* _Directions for this task_:
The output should be all lines of the entries below in which the word "Sensitivity" occurs.

* _Data supplied_:
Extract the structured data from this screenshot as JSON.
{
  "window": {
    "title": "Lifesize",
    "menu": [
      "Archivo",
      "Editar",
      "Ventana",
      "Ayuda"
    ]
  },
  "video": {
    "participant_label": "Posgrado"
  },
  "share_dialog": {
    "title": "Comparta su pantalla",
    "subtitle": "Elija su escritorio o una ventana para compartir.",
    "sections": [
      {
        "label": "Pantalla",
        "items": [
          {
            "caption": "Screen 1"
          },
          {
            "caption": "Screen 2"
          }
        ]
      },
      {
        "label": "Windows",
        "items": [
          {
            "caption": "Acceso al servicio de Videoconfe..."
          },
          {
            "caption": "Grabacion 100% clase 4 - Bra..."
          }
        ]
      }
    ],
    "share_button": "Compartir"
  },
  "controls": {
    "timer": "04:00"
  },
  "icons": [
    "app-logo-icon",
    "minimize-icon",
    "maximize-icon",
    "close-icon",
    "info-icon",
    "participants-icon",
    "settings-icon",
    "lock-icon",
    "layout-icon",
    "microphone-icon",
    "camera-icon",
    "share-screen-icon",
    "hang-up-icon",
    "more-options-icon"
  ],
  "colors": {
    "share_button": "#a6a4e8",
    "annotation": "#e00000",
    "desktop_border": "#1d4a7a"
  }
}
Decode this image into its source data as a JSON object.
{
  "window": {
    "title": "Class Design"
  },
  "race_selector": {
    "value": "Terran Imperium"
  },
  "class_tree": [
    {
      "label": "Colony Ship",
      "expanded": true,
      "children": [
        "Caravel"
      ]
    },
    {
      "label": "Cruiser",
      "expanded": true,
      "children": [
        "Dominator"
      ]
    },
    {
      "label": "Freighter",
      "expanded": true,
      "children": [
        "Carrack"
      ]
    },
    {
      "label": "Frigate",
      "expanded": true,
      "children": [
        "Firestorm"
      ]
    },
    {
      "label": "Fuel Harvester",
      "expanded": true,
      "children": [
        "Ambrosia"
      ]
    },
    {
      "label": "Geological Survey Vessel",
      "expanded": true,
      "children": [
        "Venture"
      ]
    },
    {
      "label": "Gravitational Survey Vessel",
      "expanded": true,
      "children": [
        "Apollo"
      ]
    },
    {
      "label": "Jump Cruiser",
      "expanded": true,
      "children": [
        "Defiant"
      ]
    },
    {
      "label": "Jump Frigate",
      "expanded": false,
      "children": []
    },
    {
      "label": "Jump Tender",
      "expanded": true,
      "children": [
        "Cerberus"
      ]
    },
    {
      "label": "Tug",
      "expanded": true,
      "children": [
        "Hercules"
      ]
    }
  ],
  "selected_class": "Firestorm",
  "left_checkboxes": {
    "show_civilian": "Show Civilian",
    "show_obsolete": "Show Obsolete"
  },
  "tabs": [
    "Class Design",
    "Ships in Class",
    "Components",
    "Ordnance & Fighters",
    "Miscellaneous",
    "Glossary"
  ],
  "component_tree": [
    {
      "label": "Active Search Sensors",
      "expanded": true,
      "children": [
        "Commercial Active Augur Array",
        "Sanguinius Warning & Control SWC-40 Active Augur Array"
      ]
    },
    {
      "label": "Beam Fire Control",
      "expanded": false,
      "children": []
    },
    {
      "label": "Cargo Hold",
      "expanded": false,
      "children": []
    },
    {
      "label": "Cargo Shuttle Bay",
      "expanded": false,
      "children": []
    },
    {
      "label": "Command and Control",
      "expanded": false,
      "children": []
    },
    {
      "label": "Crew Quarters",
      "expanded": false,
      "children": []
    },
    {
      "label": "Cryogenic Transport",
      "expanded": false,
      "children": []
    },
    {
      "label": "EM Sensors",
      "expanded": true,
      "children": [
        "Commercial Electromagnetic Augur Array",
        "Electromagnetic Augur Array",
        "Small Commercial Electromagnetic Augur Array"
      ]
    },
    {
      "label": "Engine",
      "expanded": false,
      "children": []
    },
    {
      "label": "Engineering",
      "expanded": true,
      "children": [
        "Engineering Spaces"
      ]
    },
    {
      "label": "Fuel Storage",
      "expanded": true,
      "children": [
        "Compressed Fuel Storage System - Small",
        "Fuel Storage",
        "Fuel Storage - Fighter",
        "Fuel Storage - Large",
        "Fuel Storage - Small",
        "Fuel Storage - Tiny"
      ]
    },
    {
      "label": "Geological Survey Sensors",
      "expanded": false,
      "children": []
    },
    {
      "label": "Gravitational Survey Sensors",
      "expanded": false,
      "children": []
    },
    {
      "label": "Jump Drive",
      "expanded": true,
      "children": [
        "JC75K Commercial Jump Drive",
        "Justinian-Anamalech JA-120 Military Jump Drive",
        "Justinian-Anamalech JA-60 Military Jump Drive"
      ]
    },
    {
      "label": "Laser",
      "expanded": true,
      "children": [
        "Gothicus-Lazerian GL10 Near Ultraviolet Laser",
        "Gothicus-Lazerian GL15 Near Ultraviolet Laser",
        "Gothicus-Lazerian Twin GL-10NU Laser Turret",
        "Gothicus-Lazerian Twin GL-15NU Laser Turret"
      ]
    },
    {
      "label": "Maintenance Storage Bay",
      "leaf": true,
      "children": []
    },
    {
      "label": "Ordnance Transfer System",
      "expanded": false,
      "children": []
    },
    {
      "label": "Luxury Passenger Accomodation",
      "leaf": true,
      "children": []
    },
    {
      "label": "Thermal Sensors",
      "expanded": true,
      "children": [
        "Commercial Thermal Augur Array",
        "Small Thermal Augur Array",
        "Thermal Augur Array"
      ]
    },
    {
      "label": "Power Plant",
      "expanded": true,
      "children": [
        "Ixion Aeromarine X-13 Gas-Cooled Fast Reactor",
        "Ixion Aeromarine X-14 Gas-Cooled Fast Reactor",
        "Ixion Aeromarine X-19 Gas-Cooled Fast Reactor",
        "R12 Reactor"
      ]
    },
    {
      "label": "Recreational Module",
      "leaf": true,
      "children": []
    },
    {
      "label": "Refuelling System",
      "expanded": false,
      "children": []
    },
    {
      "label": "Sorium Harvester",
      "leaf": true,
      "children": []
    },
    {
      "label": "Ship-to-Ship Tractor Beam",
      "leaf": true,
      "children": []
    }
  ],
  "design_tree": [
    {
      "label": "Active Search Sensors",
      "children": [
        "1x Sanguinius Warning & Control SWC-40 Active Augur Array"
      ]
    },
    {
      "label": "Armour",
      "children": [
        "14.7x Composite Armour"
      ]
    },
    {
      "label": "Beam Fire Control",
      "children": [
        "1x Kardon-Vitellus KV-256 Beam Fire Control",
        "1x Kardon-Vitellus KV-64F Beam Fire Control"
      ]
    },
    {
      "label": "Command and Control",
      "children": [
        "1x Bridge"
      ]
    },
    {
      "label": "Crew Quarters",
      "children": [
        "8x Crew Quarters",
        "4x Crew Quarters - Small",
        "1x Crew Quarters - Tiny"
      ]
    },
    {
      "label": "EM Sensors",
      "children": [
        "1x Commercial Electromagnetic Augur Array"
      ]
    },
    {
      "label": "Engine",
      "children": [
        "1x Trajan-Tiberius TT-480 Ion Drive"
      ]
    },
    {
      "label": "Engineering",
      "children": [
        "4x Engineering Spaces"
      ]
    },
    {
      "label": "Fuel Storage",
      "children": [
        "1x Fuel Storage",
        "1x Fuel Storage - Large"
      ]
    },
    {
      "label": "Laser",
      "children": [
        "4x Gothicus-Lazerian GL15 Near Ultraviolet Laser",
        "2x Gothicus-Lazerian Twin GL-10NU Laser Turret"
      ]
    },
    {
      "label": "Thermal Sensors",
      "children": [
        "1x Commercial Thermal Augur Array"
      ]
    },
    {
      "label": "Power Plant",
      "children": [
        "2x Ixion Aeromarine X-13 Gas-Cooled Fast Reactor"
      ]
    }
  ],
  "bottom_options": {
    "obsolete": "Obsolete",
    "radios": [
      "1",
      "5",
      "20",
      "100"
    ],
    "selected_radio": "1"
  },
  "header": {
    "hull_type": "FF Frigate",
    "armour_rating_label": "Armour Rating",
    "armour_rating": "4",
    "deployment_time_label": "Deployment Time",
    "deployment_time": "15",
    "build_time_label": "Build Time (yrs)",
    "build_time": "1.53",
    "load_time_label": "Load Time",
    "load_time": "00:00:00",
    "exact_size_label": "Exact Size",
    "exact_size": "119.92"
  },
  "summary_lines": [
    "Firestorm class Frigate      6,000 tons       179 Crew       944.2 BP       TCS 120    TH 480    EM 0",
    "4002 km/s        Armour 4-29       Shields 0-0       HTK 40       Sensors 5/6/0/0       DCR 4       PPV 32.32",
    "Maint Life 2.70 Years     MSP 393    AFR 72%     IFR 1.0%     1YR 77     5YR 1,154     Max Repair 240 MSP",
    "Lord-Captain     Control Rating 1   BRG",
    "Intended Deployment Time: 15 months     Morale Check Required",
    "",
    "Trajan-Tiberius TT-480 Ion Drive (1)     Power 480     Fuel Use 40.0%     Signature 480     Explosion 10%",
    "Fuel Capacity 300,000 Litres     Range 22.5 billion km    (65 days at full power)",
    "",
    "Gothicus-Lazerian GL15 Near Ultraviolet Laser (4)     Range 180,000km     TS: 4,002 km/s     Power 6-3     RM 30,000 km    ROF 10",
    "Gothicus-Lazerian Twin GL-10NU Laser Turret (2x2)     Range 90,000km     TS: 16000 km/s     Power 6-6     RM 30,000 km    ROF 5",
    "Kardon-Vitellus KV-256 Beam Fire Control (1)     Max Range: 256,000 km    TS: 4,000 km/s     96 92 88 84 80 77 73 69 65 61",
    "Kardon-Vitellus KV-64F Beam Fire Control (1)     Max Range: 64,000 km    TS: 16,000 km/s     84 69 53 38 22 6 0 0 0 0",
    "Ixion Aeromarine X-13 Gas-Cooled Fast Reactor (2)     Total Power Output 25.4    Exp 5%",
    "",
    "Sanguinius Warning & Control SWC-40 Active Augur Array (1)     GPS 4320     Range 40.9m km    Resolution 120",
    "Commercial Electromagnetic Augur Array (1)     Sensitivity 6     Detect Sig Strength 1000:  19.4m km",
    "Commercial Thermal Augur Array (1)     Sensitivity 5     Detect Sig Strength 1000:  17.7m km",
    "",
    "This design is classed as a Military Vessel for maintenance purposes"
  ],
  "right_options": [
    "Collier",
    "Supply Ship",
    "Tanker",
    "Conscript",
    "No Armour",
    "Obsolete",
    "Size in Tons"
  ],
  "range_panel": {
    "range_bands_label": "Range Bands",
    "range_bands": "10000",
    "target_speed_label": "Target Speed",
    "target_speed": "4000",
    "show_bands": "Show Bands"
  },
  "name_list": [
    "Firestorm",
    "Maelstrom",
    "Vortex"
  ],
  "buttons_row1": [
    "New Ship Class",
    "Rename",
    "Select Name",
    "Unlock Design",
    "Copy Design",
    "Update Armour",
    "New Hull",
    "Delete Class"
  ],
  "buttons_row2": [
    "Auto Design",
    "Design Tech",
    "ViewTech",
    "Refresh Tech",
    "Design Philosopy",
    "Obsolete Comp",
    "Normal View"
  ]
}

* _Output below_:
    "Commercial Electromagnetic Augur Array (1)     Sensitivity 6     Detect Sig Strength 1000:  19.4m km",
    "Commercial Thermal Augur Array (1)     Sensitivity 5     Detect Sig Strength 1000:  17.7m km",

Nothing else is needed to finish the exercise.